The first of an ongoing classic album series, we’re taking you back to the heady days of 1978….

It hardly seems possible that Parallel Lines was released nigh on 40 years ago.  Just one look at the album cover, and a skim through the track listing, makes the tunes spring into your mind, as fresh as yesterday.

Fronted by the beautiful Debbie Harry and delivering a wholly eclectic mix of styles (pop, punk, disco, reggae, rap), Blondie’s music became instantly recognisable, and Parallel Lines, their third studio album, helped them break into the elusive but lucrative US market.

Rather than wax lyrically that much, let’s skip to the track listing (* denotes a singles release) :

  1. Hanging On The Telephone *
  2. One Way or Another *
  3. Picture This *
  4. Fade Away and Radiate
  5. Pretty Baby
  6. I Know But I Don’t Know
  7. 11:59
  8. Will Anything Happen?
  9. Sunday Girl *
  10. Heart of Glass *
  11. I’m Gonna Love You Too *
  12. Just Go Away

Of the singles, only I’m Gonna Love You Too failed to make an impression, but then a Blondie cover of a Buddy Holly original is maybe pushing eclectic just too far.

The others? You may well be singing them now.

The US markets lapped them up, making Heart Of Glass the band’s first US number 1, an achievement that they repeated a further three times over the next three years. Add to that six UK number 1 hits and success across Europe, Australia and New Zealand.

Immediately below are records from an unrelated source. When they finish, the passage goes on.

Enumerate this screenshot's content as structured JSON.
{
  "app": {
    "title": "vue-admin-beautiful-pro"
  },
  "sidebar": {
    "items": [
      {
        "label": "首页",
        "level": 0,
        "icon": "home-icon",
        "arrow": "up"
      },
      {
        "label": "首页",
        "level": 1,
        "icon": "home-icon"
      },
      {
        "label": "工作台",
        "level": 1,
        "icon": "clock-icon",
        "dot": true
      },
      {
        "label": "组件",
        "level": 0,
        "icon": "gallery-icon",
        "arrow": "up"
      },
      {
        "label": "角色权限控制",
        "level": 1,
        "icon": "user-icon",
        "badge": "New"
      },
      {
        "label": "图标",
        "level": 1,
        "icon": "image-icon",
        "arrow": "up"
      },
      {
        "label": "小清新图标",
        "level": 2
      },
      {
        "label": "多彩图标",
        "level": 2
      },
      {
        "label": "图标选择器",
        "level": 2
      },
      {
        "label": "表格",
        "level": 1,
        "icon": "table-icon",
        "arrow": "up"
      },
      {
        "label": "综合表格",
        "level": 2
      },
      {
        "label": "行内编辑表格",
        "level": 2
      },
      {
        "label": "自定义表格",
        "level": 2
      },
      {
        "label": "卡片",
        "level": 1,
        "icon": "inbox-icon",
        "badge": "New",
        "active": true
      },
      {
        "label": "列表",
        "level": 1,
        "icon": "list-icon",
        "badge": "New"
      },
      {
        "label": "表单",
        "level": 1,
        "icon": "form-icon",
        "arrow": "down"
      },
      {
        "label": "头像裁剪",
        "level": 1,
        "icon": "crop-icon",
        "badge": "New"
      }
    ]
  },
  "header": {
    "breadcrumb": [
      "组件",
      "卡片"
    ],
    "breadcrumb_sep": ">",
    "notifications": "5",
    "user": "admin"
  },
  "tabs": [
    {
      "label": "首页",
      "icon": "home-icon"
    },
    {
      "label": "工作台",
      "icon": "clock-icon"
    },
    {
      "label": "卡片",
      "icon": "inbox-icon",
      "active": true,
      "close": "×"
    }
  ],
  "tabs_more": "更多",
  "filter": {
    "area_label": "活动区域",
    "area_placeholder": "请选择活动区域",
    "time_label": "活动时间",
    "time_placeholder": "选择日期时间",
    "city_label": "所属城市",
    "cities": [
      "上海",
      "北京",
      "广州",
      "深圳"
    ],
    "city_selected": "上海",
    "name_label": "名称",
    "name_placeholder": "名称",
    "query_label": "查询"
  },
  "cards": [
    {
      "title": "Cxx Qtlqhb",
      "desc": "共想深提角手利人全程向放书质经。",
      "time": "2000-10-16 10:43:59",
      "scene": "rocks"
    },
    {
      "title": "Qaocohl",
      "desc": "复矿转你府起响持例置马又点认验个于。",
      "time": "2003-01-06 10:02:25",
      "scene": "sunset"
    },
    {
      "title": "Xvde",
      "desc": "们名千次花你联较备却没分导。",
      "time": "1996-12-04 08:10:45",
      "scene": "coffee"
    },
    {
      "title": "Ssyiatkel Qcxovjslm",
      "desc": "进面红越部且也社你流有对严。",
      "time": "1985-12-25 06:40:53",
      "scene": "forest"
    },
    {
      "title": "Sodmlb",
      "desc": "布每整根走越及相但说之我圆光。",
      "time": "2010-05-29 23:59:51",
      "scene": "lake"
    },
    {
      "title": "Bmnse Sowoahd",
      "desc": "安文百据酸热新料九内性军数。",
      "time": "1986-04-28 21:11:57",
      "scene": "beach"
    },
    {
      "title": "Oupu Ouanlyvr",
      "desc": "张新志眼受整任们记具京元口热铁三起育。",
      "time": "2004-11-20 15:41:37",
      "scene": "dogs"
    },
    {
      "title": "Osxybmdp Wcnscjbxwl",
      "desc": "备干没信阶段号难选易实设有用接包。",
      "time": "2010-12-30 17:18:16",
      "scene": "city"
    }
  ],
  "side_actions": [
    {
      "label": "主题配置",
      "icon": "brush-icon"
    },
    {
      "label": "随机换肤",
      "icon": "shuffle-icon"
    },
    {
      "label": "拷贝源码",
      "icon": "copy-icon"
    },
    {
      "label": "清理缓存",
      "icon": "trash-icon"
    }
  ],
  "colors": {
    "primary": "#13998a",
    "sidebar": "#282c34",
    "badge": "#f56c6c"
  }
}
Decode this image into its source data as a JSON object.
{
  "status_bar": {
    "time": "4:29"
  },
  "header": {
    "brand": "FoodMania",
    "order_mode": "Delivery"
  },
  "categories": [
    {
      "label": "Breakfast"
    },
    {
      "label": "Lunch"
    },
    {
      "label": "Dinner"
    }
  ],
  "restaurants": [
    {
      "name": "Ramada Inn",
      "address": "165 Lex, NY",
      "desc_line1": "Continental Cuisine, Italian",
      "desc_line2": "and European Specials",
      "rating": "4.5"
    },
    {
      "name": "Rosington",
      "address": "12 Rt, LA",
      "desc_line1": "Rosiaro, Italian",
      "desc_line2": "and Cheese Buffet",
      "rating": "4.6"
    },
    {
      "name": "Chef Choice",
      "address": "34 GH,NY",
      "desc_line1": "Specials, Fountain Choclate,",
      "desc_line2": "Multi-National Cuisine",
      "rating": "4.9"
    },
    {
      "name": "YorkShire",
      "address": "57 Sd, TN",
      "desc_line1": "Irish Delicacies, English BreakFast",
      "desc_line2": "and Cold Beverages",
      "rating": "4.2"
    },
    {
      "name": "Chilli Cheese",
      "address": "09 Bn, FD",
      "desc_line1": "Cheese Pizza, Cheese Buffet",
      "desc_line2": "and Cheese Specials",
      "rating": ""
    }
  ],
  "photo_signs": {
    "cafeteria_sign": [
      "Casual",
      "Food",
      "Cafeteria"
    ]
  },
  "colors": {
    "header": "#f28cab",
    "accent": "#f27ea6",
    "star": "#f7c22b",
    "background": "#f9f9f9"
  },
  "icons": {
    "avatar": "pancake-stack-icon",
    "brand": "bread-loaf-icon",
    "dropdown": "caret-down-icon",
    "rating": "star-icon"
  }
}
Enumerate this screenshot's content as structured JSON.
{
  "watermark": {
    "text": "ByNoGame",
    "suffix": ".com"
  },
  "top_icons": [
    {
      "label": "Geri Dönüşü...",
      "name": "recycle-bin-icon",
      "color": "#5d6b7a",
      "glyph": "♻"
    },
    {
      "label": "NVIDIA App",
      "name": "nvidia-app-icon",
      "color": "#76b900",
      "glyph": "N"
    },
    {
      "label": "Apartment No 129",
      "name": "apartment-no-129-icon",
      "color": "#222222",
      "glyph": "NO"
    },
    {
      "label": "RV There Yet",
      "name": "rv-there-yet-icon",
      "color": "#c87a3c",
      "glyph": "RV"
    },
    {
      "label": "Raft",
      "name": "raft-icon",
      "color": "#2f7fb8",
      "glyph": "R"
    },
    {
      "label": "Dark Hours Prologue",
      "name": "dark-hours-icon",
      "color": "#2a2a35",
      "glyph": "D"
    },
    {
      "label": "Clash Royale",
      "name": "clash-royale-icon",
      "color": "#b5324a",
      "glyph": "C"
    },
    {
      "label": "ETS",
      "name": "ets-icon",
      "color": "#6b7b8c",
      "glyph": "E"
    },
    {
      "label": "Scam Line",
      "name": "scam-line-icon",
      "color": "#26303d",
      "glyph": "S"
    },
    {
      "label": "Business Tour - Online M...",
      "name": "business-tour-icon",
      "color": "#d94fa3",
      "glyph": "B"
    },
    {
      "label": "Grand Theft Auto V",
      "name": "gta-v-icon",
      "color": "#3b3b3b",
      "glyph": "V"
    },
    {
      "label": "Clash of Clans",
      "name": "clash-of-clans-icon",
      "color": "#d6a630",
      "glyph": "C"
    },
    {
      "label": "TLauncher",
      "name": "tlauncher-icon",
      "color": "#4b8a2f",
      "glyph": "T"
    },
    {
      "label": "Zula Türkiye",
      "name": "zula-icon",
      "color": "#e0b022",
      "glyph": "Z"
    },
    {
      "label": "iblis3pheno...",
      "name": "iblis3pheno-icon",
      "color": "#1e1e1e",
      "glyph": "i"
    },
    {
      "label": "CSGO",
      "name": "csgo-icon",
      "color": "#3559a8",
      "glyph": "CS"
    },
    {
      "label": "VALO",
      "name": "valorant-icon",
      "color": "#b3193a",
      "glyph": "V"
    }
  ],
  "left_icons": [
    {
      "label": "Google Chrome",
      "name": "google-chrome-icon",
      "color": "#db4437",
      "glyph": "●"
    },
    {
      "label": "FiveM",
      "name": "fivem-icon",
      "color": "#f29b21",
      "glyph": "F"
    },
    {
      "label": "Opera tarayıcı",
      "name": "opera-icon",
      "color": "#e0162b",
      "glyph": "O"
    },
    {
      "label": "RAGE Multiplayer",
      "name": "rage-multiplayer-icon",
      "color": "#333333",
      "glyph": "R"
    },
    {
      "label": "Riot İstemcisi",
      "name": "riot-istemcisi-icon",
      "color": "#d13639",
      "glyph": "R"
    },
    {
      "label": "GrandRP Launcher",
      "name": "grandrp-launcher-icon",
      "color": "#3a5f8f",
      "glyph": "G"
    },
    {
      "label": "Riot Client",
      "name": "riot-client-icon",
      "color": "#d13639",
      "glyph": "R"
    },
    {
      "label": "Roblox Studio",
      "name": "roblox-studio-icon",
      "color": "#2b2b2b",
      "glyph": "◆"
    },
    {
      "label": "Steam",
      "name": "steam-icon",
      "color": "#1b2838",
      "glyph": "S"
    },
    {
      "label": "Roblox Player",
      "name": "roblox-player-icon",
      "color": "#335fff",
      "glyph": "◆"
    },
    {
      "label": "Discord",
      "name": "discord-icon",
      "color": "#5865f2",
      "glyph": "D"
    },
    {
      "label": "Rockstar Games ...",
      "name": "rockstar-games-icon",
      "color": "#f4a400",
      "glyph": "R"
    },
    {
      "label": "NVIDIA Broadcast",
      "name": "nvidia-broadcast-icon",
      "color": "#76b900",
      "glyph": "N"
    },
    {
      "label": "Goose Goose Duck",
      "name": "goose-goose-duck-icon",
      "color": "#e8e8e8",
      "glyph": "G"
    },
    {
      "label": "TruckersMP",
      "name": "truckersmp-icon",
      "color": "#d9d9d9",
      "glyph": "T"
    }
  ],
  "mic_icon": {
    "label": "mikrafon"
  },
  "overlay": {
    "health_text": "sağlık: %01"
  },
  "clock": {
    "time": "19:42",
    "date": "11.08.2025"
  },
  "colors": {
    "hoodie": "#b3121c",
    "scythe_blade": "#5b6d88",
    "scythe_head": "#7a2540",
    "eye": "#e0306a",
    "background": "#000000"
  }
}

Blondie had made it. The album,┬áproduced by Mike Chapman, harnessed the raw emotion of their first two albums (Blondie and Plastic Letters) and helped them bridge the gap between new-wave edginess and financially viable pop stardom.

The rest (as they say) is history…